=== Begin Enclosure ===

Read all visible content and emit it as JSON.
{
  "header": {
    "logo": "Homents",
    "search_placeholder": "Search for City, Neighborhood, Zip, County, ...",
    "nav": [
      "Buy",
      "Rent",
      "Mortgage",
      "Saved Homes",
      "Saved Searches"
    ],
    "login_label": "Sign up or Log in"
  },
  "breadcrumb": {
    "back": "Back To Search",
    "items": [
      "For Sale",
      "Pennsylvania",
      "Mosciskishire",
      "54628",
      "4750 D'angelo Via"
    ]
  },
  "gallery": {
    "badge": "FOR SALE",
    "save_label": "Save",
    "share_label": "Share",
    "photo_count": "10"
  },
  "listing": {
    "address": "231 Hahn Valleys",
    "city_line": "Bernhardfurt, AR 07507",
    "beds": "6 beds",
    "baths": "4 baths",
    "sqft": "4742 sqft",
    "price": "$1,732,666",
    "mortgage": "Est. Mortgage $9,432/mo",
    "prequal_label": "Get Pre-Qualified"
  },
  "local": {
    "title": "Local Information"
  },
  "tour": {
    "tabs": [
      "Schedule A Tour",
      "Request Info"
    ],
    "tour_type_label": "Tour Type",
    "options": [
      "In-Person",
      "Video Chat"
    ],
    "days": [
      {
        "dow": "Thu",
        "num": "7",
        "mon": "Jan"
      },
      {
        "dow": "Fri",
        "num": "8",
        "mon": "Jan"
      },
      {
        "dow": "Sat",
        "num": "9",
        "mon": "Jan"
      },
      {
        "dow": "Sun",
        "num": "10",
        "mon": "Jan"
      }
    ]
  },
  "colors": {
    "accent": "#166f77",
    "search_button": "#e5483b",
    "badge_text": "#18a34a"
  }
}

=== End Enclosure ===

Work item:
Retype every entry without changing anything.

Answer for the task:
Read all visible content and emit it as JSON.
{
  "header": {
    "logo": "Homents",
    "search_placeholder": "Search for City, Neighborhood, Zip, County, ...",
    "nav": [
      "Buy",
      "Rent",
      "Mortgage",
      "Saved Homes",
      "Saved Searches"
    ],
    "login_label": "Sign up or Log in"
  },
  "breadcrumb": {
    "back": "Back To Search",
    "items": [
      "For Sale",
      "Pennsylvania",
      "Mosciskishire",
      "54628",
      "4750 D'angelo Via"
    ]
  },
  "gallery": {
    "badge": "FOR SALE",
    "save_label": "Save",
    "share_label": "Share",
    "photo_count": "10"
  },
  "listing": {
    "address": "231 Hahn Valleys",
    "city_line": "Bernhardfurt, AR 07507",
    "beds": "6 beds",
    "baths": "4 baths",
    "sqft": "4742 sqft",
    "price": "$1,732,666",
    "mortgage": "Est. Mortgage $9,432/mo",
    "prequal_label": "Get Pre-Qualified"
  },
  "local": {
    "title": "Local Information"
  },
  "tour": {
    "tabs": [
      "Schedule A Tour",
      "Request Info"
    ],
    "tour_type_label": "Tour Type",
    "options": [
      "In-Person",
      "Video Chat"
    ],
    "days": [
      {
        "dow": "Thu",
        "num": "7",
        "mon": "Jan"
      },
      {
        "dow": "Fri",
        "num": "8",
        "mon": "Jan"
      },
      {
        "dow": "Sat",
        "num": "9",
        "mon": "Jan"
      },
      {
        "dow": "Sun",
        "num": "10",
        "mon": "Jan"
      }
    ]
  },
  "colors": {
    "accent": "#166f77",
    "search_button": "#e5483b",
    "badge_text": "#18a34a"
  }
}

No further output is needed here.